On the phone or by e-mail
Europe Direct is a service that answers your questions about the European Union. You can contact this service
- by freephone: 00 800 6 7 8 9 10 11 (certain operators may charge for these calls),
- at the following standard number: +32 22999696 or
- by electronic mail via: https://europa.eu/european-union/contact_en
FINDING INFORMATION ABOUT THE EU
Information about the European Union in all the official languages of the EU is available on the Europa website at: https://europa.eu/european-union/index_en
You can download or order free and priced EU publications from EU Bookshop at: https://publications.europa.eu/en/web/general-publications/publications.

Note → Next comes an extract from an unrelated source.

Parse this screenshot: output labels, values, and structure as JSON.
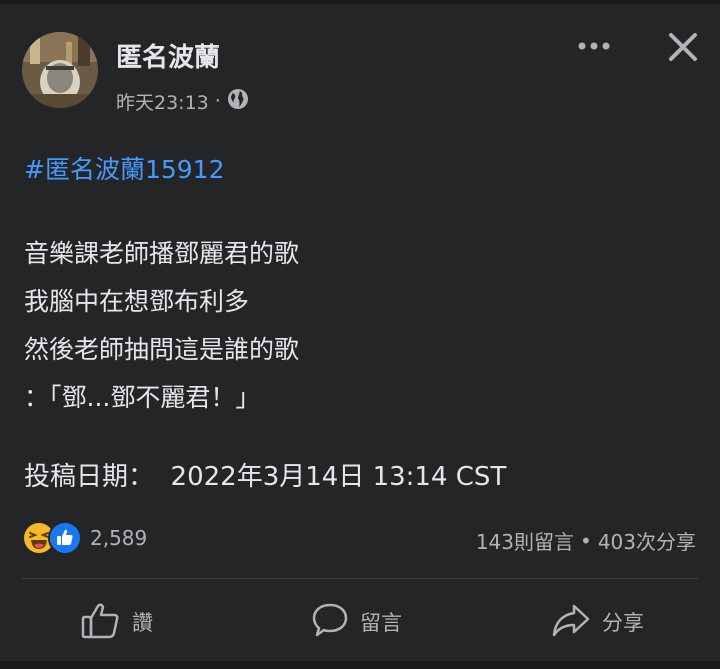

Multiple copies of free publications may be obtained by contacting Europe Direct or your local information centre (see https://europa.eu/european-union/contact_en)
EU law and related documents
For access to legal information from the EU, including all EU law since 1951 in all the official language versions, go to EUR-Lex at: http://eur-lex.europa.eu/homepage.html?locale=en
Open data from the EU
The EU Open Data Portal (http://data.europa.eu/euodp/en/data) provides access to datasets from the EU. Data can be downloaded and reused for free, both for commercial and non-commercial purposes.